How to complete your canvas
In most instances it is highly likely that the information that you need to complete this canvas already exists in an alternative format. If it does, using this canvas will ensure this information is up-to-date and any key changes are clearly communicated.
If this information does not already exist, using this workbook will provide a simple framework for capturing, iterating and maintaining these key documents.
The ultimate aim of this canvas is to help you distil your key documentation down to what matters most. As the clearer and simpler your strategic and tactical documentation is – the easier it will be to consume, adapt and deliver.
This isn’t as simple as it sounds. Transformation programmes don’t just happen. They take an incredible amount of work and more often that not go through a rigorous internal review and sign-off process. This tends to result in reams of documentation – not all of which are relevant or kept up-to-date.
Yes, long-form and in-depth documentation will always be required when conducting a transformation project. But we believe developing and sharing a “live” short-form strategic overview (canvas and roadmap) that is updated as things change, alongside any longer-form documentation, ensures all parties involved are aware of and aligned on purpose and outcomes.
So, if you’re confronted with this scenario we recommend you facilitate a process to try and consolidate the information you have at your disposal into the transformation canvas templates provided.

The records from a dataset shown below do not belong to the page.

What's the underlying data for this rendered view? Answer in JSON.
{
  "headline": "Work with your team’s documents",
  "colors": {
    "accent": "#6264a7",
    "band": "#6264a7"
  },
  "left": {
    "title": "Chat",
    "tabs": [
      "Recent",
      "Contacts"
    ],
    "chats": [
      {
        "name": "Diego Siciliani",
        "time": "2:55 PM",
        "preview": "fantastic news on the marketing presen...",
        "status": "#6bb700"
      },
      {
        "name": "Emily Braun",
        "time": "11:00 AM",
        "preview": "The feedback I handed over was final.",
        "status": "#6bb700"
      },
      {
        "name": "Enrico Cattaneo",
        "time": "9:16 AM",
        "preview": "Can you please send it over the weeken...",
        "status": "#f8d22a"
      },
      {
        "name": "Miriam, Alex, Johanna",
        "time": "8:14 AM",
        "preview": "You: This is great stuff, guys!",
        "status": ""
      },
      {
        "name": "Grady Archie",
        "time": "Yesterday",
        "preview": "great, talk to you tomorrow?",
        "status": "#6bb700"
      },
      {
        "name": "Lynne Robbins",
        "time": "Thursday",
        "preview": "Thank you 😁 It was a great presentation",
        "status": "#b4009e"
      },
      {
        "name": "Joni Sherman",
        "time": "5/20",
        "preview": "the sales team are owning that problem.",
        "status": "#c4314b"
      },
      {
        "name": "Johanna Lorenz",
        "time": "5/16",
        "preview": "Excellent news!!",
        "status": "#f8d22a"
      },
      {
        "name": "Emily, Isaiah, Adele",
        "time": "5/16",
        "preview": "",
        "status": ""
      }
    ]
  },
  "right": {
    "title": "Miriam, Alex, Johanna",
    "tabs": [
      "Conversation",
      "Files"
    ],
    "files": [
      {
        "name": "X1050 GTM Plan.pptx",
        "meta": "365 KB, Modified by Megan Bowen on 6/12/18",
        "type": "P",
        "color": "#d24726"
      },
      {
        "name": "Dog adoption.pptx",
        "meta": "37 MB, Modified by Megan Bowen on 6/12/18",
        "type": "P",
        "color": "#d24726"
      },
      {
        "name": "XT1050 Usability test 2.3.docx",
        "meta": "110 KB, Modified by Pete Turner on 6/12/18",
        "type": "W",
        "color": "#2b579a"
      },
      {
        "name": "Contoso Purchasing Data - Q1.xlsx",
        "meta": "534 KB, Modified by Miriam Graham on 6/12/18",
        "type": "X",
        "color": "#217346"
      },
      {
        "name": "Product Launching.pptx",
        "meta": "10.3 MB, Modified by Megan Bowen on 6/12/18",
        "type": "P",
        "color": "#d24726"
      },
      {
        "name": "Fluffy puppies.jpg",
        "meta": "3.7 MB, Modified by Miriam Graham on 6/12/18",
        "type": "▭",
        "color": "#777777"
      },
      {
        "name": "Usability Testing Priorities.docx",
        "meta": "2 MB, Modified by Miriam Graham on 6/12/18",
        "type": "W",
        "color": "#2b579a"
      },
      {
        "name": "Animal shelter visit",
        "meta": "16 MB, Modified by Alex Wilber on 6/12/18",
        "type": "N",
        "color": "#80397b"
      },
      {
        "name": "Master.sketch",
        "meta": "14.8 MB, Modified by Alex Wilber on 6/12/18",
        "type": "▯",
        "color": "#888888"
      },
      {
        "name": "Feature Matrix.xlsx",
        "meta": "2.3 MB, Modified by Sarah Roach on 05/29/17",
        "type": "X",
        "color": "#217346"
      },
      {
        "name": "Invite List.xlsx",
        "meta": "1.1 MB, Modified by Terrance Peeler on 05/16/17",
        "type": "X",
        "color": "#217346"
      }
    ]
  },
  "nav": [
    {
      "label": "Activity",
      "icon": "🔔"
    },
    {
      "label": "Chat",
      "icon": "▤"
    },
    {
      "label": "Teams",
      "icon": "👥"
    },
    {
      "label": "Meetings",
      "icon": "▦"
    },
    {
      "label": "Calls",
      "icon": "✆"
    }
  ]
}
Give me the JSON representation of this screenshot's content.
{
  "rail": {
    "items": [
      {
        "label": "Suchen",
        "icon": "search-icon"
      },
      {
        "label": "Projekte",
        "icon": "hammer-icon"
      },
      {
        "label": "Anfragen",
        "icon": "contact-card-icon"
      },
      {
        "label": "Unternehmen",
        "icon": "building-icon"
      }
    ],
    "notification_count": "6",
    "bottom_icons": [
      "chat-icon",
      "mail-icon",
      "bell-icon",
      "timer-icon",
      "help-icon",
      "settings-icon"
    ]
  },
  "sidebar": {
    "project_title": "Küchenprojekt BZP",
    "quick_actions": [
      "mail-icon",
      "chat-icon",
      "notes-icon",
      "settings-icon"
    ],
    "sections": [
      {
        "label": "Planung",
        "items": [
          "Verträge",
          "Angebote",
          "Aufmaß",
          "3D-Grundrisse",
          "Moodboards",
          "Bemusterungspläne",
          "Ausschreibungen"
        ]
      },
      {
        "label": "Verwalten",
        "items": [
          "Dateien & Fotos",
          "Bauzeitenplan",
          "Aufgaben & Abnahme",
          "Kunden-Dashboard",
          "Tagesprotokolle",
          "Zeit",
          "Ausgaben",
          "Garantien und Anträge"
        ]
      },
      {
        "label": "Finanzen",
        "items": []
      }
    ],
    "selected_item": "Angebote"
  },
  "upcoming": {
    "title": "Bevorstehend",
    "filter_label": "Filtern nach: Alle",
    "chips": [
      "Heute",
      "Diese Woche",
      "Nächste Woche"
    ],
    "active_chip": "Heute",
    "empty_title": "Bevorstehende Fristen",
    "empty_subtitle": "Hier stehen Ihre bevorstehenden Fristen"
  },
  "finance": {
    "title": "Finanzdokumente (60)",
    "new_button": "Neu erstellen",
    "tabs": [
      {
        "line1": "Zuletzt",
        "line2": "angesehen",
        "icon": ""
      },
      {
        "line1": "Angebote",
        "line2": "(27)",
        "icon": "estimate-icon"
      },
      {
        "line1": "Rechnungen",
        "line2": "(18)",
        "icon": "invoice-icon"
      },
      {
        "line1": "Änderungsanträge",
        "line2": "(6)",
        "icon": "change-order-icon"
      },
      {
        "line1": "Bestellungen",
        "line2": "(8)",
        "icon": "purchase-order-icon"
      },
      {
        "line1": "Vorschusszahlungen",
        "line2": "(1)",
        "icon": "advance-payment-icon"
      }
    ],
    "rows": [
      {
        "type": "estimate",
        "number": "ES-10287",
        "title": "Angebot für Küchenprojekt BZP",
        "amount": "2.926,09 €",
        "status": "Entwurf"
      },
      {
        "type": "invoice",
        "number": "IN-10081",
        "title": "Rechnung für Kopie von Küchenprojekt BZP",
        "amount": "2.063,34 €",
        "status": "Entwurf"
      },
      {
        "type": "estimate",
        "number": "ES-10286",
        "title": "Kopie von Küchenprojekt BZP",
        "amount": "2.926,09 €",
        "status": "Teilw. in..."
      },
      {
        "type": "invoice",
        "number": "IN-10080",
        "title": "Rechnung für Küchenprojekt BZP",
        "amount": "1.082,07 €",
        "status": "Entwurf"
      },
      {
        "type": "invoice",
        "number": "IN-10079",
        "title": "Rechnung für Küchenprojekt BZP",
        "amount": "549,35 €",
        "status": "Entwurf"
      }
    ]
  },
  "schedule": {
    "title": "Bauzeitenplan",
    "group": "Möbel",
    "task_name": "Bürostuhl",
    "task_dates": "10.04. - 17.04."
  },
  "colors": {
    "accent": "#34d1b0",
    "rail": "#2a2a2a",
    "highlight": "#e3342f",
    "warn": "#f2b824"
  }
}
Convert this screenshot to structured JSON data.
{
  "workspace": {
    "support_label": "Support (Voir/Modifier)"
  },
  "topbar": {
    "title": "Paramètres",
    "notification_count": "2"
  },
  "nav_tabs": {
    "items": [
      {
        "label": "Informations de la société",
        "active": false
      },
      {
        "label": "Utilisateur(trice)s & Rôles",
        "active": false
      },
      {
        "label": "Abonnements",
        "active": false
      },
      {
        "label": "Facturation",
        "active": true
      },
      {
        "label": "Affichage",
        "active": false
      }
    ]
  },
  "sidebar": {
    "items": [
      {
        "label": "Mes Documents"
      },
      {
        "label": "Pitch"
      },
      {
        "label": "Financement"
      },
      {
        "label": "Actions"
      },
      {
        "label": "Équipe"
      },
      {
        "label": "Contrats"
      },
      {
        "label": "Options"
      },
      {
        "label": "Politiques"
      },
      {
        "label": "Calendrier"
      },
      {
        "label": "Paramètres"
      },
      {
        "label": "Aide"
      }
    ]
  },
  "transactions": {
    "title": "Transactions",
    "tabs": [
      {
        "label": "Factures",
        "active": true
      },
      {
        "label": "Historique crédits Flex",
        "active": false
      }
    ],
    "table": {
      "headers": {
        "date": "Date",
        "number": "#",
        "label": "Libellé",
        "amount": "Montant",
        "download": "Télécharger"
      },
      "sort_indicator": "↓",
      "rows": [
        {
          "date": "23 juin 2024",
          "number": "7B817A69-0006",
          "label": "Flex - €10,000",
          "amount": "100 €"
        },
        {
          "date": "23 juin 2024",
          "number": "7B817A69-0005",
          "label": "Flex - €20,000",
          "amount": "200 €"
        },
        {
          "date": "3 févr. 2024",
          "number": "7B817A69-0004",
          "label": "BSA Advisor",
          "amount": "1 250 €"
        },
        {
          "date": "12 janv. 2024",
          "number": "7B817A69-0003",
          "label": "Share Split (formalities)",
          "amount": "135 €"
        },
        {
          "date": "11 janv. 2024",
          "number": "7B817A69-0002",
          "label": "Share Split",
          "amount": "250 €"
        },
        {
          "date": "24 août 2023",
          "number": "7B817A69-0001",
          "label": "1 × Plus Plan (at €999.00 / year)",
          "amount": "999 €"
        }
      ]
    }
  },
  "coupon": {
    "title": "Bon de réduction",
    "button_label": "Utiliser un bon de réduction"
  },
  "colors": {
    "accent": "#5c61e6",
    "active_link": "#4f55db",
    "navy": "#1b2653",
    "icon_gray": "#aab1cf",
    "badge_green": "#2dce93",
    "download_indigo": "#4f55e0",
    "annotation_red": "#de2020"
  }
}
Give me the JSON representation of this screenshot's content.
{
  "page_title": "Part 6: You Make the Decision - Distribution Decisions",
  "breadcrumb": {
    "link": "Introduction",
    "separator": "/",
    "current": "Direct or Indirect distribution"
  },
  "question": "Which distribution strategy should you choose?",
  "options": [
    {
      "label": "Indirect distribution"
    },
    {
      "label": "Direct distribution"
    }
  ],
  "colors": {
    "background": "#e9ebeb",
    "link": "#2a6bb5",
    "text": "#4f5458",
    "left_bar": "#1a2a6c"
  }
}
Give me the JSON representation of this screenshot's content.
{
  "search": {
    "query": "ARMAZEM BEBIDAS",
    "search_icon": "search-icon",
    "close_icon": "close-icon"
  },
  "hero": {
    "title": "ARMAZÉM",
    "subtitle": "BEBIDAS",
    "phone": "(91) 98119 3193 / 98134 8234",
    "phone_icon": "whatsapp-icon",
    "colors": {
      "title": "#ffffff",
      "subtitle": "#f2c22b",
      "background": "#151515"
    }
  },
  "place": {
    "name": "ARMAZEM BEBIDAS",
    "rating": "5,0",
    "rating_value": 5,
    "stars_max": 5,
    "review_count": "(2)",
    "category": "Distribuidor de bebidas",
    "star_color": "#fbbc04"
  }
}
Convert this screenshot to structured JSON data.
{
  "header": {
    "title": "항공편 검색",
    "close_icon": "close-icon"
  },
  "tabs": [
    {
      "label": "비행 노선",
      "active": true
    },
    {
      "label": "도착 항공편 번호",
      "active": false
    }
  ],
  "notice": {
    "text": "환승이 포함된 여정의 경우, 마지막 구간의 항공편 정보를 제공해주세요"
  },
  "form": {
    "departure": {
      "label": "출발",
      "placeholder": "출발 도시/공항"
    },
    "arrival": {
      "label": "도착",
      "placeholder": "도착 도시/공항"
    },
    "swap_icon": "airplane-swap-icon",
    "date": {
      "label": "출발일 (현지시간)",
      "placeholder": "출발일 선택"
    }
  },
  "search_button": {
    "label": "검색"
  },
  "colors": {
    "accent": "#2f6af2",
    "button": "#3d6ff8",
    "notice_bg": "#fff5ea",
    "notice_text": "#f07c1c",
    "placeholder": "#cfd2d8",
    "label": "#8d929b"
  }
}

We guarantee reviewing and fitting the information you have to this template will help you and your team define a simple framework that clearly communicates the key strategic and tactical information you deem critical to ensuring alignment.
Starting from scratch?
If you have the blessing/curse of starting from scratch – we would always recommend commencing with a thorough internal needs and stakeholder analysis process. It is a high RoI activity as you can rapidly identify and on-board key stakeholders whilst validating assumptions or challenging the status quo.
Once this is complete business cases or project plans can be prioritised and translated into a roadmap that is focused on delivering the transformational outcomes required.
To assist with this we’ve developed a workbook that helps intrapreneurs, transformation specialists and business leaders facilitate this process. If you want to access our tips and templates on how to:
- Conduct internal stakeholder needs analysis
- Define standardised short-form business case and project canvas templates
- Prioritise competing business cases or projects effectively
- Define a transformation roadmap and canvas
If you’d like to access these resources please do not hesitate to contact us.